Every entry is to be printed again precisely as given.

======

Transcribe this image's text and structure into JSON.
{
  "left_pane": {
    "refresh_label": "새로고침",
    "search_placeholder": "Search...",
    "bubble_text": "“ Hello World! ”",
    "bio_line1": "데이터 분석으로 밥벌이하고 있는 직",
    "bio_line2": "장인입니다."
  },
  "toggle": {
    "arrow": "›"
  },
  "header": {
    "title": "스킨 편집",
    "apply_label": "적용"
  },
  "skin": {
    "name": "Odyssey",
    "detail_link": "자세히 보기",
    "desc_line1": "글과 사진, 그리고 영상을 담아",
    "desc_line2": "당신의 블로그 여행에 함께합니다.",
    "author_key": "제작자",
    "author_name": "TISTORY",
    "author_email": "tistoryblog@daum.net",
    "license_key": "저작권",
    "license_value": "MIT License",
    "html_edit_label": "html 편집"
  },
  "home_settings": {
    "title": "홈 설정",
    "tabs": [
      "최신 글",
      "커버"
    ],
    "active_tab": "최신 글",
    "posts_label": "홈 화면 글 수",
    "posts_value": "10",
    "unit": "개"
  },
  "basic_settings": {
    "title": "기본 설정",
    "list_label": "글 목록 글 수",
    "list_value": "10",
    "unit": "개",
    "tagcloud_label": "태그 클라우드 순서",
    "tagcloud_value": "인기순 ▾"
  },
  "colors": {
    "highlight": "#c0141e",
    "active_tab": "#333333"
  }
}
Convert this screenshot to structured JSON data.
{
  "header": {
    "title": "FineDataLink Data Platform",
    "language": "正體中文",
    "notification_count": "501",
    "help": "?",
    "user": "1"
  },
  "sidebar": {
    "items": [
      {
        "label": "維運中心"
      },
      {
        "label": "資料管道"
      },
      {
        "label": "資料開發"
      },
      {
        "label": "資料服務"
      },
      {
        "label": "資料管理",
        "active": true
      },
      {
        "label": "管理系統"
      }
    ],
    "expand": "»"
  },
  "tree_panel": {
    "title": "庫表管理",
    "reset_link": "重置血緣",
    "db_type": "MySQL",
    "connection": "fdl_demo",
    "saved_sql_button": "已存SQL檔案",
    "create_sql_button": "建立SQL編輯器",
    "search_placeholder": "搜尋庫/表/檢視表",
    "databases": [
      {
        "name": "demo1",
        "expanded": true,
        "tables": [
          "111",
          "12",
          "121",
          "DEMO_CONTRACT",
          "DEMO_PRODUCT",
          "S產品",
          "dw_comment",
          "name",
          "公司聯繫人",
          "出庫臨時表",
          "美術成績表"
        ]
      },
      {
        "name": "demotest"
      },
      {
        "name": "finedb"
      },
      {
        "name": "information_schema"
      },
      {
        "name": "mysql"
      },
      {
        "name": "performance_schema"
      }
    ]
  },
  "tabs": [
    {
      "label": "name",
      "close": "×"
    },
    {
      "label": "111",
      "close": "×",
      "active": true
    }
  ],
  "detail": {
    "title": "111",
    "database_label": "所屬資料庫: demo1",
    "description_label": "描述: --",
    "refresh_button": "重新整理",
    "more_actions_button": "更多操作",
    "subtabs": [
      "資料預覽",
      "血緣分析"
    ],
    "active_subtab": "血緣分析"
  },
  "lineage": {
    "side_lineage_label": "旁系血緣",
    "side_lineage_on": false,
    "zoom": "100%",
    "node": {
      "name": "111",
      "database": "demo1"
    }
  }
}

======

## Solution below:
Transcribe this image's text and structure into JSON.
{
  "left_pane": {
    "refresh_label": "새로고침",
    "search_placeholder": "Search...",
    "bubble_text": "“ Hello World! ”",
    "bio_line1": "데이터 분석으로 밥벌이하고 있는 직",
    "bio_line2": "장인입니다."
  },
  "toggle": {
    "arrow": "›"
  },
  "header": {
    "title": "스킨 편집",
    "apply_label": "적용"
  },
  "skin": {
    "name": "Odyssey",
    "detail_link": "자세히 보기",
    "desc_line1": "글과 사진, 그리고 영상을 담아",
    "desc_line2": "당신의 블로그 여행에 함께합니다.",
    "author_key": "제작자",
    "author_name": "TISTORY",
    "author_email": "tistoryblog@daum.net",
    "license_key": "저작권",
    "license_value": "MIT License",
    "html_edit_label": "html 편집"
  },
  "home_settings": {
    "title": "홈 설정",
    "tabs": [
      "최신 글",
      "커버"
    ],
    "active_tab": "최신 글",
    "posts_label": "홈 화면 글 수",
    "posts_value": "10",
    "unit": "개"
  },
  "basic_settings": {
    "title": "기본 설정",
    "list_label": "글 목록 글 수",
    "list_value": "10",
    "unit": "개",
    "tagcloud_label": "태그 클라우드 순서",
    "tagcloud_value": "인기순 ▾"
  },
  "colors": {
    "highlight": "#c0141e",
    "active_tab": "#333333"
  }
}
Convert this screenshot to structured JSON data.
{
  "header": {
    "title": "FineDataLink Data Platform",
    "language": "正體中文",
    "notification_count": "501",
    "help": "?",
    "user": "1"
  },
  "sidebar": {
    "items": [
      {
        "label": "維運中心"
      },
      {
        "label": "資料管道"
      },
      {
        "label": "資料開發"
      },
      {
        "label": "資料服務"
      },
      {
        "label": "資料管理",
        "active": true
      },
      {
        "label": "管理系統"
      }
    ],
    "expand": "»"
  },
  "tree_panel": {
    "title": "庫表管理",
    "reset_link": "重置血緣",
    "db_type": "MySQL",
    "connection": "fdl_demo",
    "saved_sql_button": "已存SQL檔案",
    "create_sql_button": "建立SQL編輯器",
    "search_placeholder": "搜尋庫/表/檢視表",
    "databases": [
      {
        "name": "demo1",
        "expanded": true,
        "tables": [
          "111",
          "12",
          "121",
          "DEMO_CONTRACT",
          "DEMO_PRODUCT",
          "S產品",
          "dw_comment",
          "name",
          "公司聯繫人",
          "出庫臨時表",
          "美術成績表"
        ]
      },
      {
        "name": "demotest"
      },
      {
        "name": "finedb"
      },
      {
        "name": "information_schema"
      },
      {
        "name": "mysql"
      },
      {
        "name": "performance_schema"
      }
    ]
  },
  "tabs": [
    {
      "label": "name",
      "close": "×"
    },
    {
      "label": "111",
      "close": "×",
      "active": true
    }
  ],
  "detail": {
    "title": "111",
    "database_label": "所屬資料庫: demo1",
    "description_label": "描述: --",
    "refresh_button": "重新整理",
    "more_actions_button": "更多操作",
    "subtabs": [
      "資料預覽",
      "血緣分析"
    ],
    "active_subtab": "血緣分析"
  },
  "lineage": {
    "side_lineage_label": "旁系血緣",
    "side_lineage_on": false,
    "zoom": "100%",
    "node": {
      "name": "111",
      "database": "demo1"
    }
  }
}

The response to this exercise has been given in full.